Generalised method of moments tests of mean-variance efficiency of the Australian equity market

2017-11-30T03:18:54Z (GMT) by Silvana Lau

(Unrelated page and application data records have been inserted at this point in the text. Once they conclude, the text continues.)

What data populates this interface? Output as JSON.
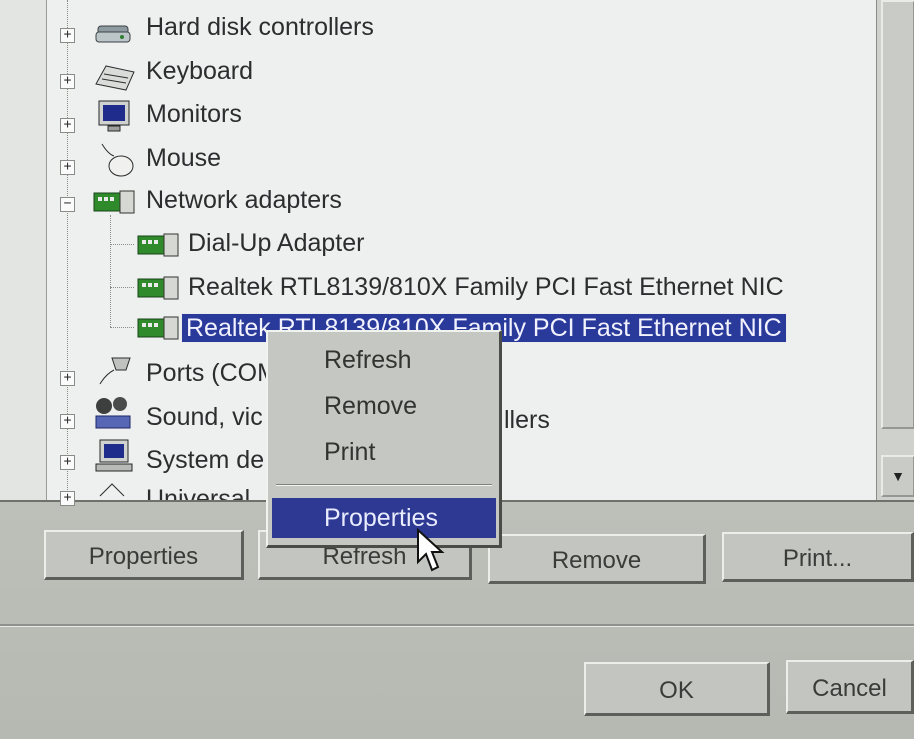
{
  "tree": {
    "items": [
      {
        "label": "Hard disk controllers",
        "icon": "hard-disk-controller-icon",
        "expander": "+"
      },
      {
        "label": "Keyboard",
        "icon": "keyboard-icon",
        "expander": "+"
      },
      {
        "label": "Monitors",
        "icon": "monitor-icon",
        "expander": "+"
      },
      {
        "label": "Mouse",
        "icon": "mouse-icon",
        "expander": "+"
      },
      {
        "label": "Network adapters",
        "icon": "network-adapter-icon",
        "expander": "−"
      },
      {
        "label": "Dial-Up Adapter",
        "icon": "network-card-icon"
      },
      {
        "label": "Realtek RTL8139/810X Family PCI Fast Ethernet NIC",
        "icon": "network-card-icon"
      },
      {
        "label": "Realtek RTL8139/810X Family PCI Fast Ethernet NIC",
        "icon": "network-card-icon",
        "selected": true
      },
      {
        "label": "Ports (COM",
        "icon": "port-icon",
        "expander": "+"
      },
      {
        "label": "Sound, vic",
        "suffix": "llers",
        "icon": "sound-icon",
        "expander": "+"
      },
      {
        "label": "System de",
        "icon": "system-device-icon",
        "expander": "+"
      },
      {
        "label": "Universal",
        "icon": "usb-icon",
        "expander": "+"
      }
    ]
  },
  "context_menu": {
    "items": [
      {
        "label": "Refresh",
        "mnemonic": "f"
      },
      {
        "label": "Remove",
        "mnemonic": "e"
      },
      {
        "label": "Print",
        "mnemonic": "n"
      },
      {
        "label": "Properties",
        "mnemonic": "o",
        "highlighted": true
      }
    ]
  },
  "buttons": {
    "properties": "Properties",
    "refresh": "Refresh",
    "remove": "Remove",
    "print": "Print...",
    "ok": "OK",
    "cancel": "Cancel"
  },
  "colors": {
    "selection": "#2a3a9a",
    "menu_highlight": "#2d3993",
    "face": "#c3c5c0"
  }
}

For many years the Capital Asset Pricing Model (CAPM) developed by Sharpe (1964) and Lintner (1965) was the primary asset pricing model of financial theory. Over time, persistent criticism regarding the strict assumptions underlying the model resulted in numerous extensions of the model. Each extension involved relaxing one or more of the underlying assumptions. Unfortunately, empirical tests of these extensions have not proven to be ultimately superior. Early tests of the CAPM faced many problems ranging from fundamental conceptual problems to practical econometric problems. Some of these problems were overcome when Roll (1977) delivered his damaging critique about the CAPM. He basically concluded that the CAPM and all its extensions could never be tested because the true market index, the only regressor of the model, was not observable. Tests of the CAPM could thus only be interpreted as tests of whether or not the market index (the market's proxy) was mean-variance efficient. Tests of mean-variance efficiency tests whether or not a portfolio of risky assets has the greatest expected return for a given level of risk. In theory, the market portfolio should be a mean-variance efficient portfolio. [...]<br>